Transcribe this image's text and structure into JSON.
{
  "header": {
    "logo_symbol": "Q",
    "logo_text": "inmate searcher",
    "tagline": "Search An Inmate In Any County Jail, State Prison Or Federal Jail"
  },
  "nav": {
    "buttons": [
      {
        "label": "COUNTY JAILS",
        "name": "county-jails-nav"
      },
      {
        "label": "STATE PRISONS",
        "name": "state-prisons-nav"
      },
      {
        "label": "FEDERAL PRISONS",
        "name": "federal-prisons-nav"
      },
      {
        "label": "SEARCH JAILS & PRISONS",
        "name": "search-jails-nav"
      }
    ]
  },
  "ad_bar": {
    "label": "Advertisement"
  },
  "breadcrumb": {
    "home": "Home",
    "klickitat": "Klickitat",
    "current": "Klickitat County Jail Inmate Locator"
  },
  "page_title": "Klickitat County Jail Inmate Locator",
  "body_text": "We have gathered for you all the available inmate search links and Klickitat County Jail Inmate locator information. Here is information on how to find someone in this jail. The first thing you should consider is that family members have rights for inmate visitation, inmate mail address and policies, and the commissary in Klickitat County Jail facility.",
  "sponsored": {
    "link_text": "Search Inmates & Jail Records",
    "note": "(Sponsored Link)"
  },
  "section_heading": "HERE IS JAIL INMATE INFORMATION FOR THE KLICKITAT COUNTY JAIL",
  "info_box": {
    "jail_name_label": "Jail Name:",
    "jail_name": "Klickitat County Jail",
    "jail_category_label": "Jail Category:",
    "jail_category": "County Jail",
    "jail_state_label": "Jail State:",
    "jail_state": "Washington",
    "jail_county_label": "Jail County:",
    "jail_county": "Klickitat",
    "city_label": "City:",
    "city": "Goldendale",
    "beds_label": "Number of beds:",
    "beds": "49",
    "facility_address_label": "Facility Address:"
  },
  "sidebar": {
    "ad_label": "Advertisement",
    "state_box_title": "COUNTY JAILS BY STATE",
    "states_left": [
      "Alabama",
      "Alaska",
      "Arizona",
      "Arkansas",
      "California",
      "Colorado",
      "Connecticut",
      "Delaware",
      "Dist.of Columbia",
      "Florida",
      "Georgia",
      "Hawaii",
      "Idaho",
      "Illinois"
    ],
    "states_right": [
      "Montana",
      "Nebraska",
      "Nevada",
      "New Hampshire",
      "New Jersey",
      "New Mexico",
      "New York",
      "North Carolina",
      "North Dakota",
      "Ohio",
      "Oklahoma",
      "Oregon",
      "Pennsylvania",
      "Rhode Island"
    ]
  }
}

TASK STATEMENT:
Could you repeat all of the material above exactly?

RESULT FOR THIS TASK:
Transcribe this image's text and structure into JSON.
{
  "header": {
    "logo_symbol": "Q",
    "logo_text": "inmate searcher",
    "tagline": "Search An Inmate In Any County Jail, State Prison Or Federal Jail"
  },
  "nav": {
    "buttons": [
      {
        "label": "COUNTY JAILS",
        "name": "county-jails-nav"
      },
      {
        "label": "STATE PRISONS",
        "name": "state-prisons-nav"
      },
      {
        "label": "FEDERAL PRISONS",
        "name": "federal-prisons-nav"
      },
      {
        "label": "SEARCH JAILS & PRISONS",
        "name": "search-jails-nav"
      }
    ]
  },
  "ad_bar": {
    "label": "Advertisement"
  },
  "breadcrumb": {
    "home": "Home",
    "klickitat": "Klickitat",
    "current": "Klickitat County Jail Inmate Locator"
  },
  "page_title": "Klickitat County Jail Inmate Locator",
  "body_text": "We have gathered for you all the available inmate search links and Klickitat County Jail Inmate locator information. Here is information on how to find someone in this jail. The first thing you should consider is that family members have rights for inmate visitation, inmate mail address and policies, and the commissary in Klickitat County Jail facility.",
  "sponsored": {
    "link_text": "Search Inmates & Jail Records",
    "note": "(Sponsored Link)"
  },
  "section_heading": "HERE IS JAIL INMATE INFORMATION FOR THE KLICKITAT COUNTY JAIL",
  "info_box": {
    "jail_name_label": "Jail Name:",
    "jail_name": "Klickitat County Jail",
    "jail_category_label": "Jail Category:",
    "jail_category": "County Jail",
    "jail_state_label": "Jail State:",
    "jail_state": "Washington",
    "jail_county_label": "Jail County:",
    "jail_county": "Klickitat",
    "city_label": "City:",
    "city": "Goldendale",
    "beds_label": "Number of beds:",
    "beds": "49",
    "facility_address_label": "Facility Address:"
  },
  "sidebar": {
    "ad_label": "Advertisement",
    "state_box_title": "COUNTY JAILS BY STATE",
    "states_left": [
      "Alabama",
      "Alaska",
      "Arizona",
      "Arkansas",
      "California",
      "Colorado",
      "Connecticut",
      "Delaware",
      "Dist.of Columbia",
      "Florida",
      "Georgia",
      "Hawaii",
      "Idaho",
      "Illinois"
    ],
    "states_right": [
      "Montana",
      "Nebraska",
      "Nevada",
      "New Hampshire",
      "New Jersey",
      "New Mexico",
      "New York",
      "North Carolina",
      "North Dakota",
      "Ohio",
      "Oklahoma",
      "Oregon",
      "Pennsylvania",
      "Rhode Island"
    ]
  }
}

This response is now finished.